Brushing your hair, buttoning a shirt, making breakfast. Imagine waking up every morning and finding it difficult to perform these simple tasks due to stiff or painful joints. Unfortunately, this barely scratches the surface of what it feels like to live with a rheumatic disease.
A new report from the Centers for Disease Control and Prevention (CDC) estimates that one in four Americans lives with rheumatic diseases like rheumatoid arthritis, lupus and gout. It is the leading cause of disability in America. 300,000 children live with some form of rheumatic disease. There are hundreds of forms of arthritis and related diseases. The chances are high that you or someone you love is affected by rheumatic disease.
Early intervention and treatment from a rheumatologist can improve quality of life for people living with rheumatic diseases, but many people struggle to get a timely and correct diagnosis.
As we recognize Rheumatic Disease Awareness Month this September, as a retired rheumatologist, I encourage my fellow community members to learn about the symptoms and whether they might benefit from a referral to a rheumatologist.
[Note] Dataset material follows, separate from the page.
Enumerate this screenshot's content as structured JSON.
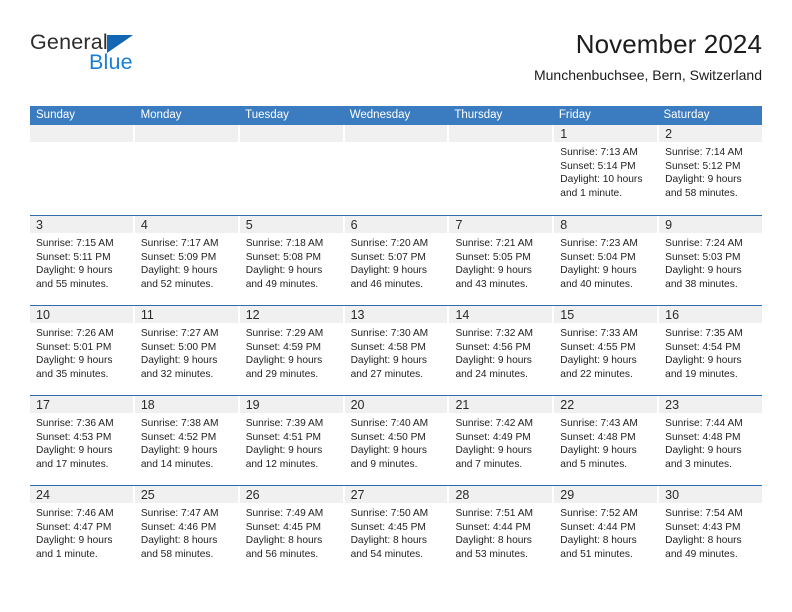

The American College of Rheumatology has useful information and easy ways to get involved on its Simple Tasks (www.SimpleTasks.org) website.
By increasing awareness about rheumatic diseases, we can help more people get the care they need to manage pain and maintain a normal quality of life.
Steven Eyanson, M.D.